On average the human body is composed of .4% sodium chloride. Thus a person who weighs 110 lbs (50kg) is composed of 7 oz (200 g) salt; that’s 13.33 tablespoons, but some people are saltier dogs than others. About 3.4% of our oceans’ weight is attributed to dissolved salts, though less than that in the polar regions due to melting ice... but that's a whole other topic.
Long before refrigeration, salt was ubiquitous to food preservation; fermented vegetables and cured meats extended food long after the harvest and the hunt. In an airless, saline environment, most microbes will not survive with exception for some—mainly lactic acid bacteria (LAB). As the bacteria establish and colonize, they create an acid environment which preserves food.
LAB is beneficial to our bodies, processing food into micro nutrients and synthesizing sugar and other compounds into amino acids. Given the correct conditions it also combats pathogens such as the microbes that cause botulism. To create an environment that best suits LAB fermentation, it’s recommended to make brine that’s anywhere from 2 to 10% salt—by weight, not volume. Not all culinary salts are the same as they vary in flavor and mineral content. For fermentation I use a combination of sea salt and kosher salt; these are free of anti-caking agents (sodium aluminosilicate, potassium ferrocyanide) and iodine. These salts are readily available in grocery stores and are of relatively consistent quality.
When I make kimchee, I salt and rinse my vegetables first to break down the cellulose in thick stems, followed by resting in 1% brine for 8 to 12 hours to further condition the cabbage. In an aqueous solution the salt molecule (NaCl) breaks down into sodium and chlorine—sodium is the active ingredient in brine. Sodium penetrates cell walls which catalyzes osmosis—internal liquids are drawn out then replaced by brine. Although 2% brine is recommended, I account for pre-salting and the salt content in my chili paste. Here is how I arrived at my 1% brine solution by weight and estimated volume.
Let’s Mix a Gallon of Brine!
Water: 139.2 oz (8.7 lbs) / 3.946 kg by weight is roughly equal to 1 gallon / 3.78 liter by volume.
Salt: 1.4 oz / 39.5 g by weight is roughly equal to 5 tbsp / 37.8 ml by volume.
If you use a very course salt, dissolve it in hot water first and let it cool and do account for the total weight and volume of the brine. For a 2% solution double this amount of salt; for 3%, triple this amount, etc. Preserving meats, cheeses and other non-plant foods calls for salinity of 10 to 20%; a salt environment above this would kill all microbes and spores and eventually you. Consuming foods with high sodium levels may lead to health problems such as heart and vascular diseases.
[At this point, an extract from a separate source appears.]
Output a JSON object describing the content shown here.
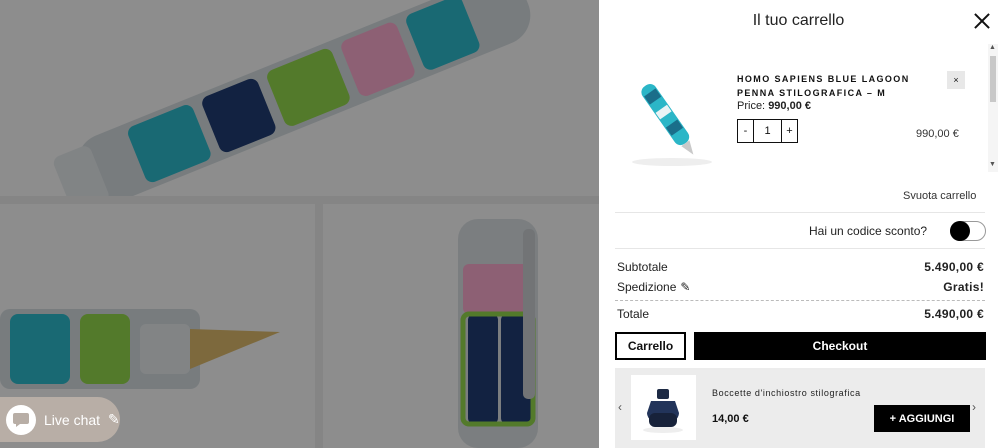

Although lacto-fermentation will transform starch and sugar into beneficial acids, the level of salt that you establish stays the same, so be mindful of the food you make and eat. Share this knowledge, eat right and stay healthy.
|After salting and curing Napa cabbage in a 1% brine solution a dramatic transformation has been achieved.|